*** Opening of DATA TO USE ***
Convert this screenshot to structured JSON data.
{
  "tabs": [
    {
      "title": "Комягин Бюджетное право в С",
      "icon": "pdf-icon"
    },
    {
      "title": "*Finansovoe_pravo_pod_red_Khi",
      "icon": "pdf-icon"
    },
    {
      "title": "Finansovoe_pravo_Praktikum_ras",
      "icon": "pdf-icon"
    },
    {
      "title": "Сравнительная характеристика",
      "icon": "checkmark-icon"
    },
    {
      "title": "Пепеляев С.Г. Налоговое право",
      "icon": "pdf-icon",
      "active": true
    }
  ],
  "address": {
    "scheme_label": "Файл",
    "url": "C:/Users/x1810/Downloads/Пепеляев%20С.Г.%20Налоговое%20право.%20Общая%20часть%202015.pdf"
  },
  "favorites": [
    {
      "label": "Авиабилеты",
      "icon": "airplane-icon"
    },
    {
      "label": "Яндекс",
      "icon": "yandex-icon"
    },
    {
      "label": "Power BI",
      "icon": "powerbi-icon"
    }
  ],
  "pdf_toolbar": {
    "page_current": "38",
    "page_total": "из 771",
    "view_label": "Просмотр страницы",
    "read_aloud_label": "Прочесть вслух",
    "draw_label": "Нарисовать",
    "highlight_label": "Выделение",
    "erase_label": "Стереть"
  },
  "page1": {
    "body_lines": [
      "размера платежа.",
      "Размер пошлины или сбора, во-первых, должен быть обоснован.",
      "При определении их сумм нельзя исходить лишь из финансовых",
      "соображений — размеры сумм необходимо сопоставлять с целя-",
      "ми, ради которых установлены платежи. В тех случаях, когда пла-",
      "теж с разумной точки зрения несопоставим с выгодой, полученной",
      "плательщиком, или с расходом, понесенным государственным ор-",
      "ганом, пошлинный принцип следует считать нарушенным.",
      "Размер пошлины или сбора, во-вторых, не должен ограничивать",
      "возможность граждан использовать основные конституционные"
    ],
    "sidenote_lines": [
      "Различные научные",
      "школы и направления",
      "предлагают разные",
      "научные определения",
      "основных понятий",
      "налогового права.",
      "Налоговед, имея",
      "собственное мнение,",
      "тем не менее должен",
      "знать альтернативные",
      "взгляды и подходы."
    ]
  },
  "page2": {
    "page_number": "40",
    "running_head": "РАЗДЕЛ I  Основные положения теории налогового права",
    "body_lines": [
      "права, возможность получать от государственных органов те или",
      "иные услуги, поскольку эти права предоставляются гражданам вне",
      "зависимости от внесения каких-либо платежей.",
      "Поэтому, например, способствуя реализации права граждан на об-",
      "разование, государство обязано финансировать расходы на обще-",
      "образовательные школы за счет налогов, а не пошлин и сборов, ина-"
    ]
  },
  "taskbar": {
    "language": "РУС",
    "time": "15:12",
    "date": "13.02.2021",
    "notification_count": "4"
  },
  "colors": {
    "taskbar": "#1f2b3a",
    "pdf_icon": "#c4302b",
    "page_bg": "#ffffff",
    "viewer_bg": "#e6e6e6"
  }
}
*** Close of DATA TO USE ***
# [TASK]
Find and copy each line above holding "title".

# [ANSWER SPACE]
      "title": "Комягин Бюджетное право в С",
      "title": "*Finansovoe_pravo_pod_red_Khi",
      "title": "Finansovoe_pravo_Praktikum_ras",
      "title": "Сравнительная характеристика",
      "title": "Пепеляев С.Г. Налоговое право",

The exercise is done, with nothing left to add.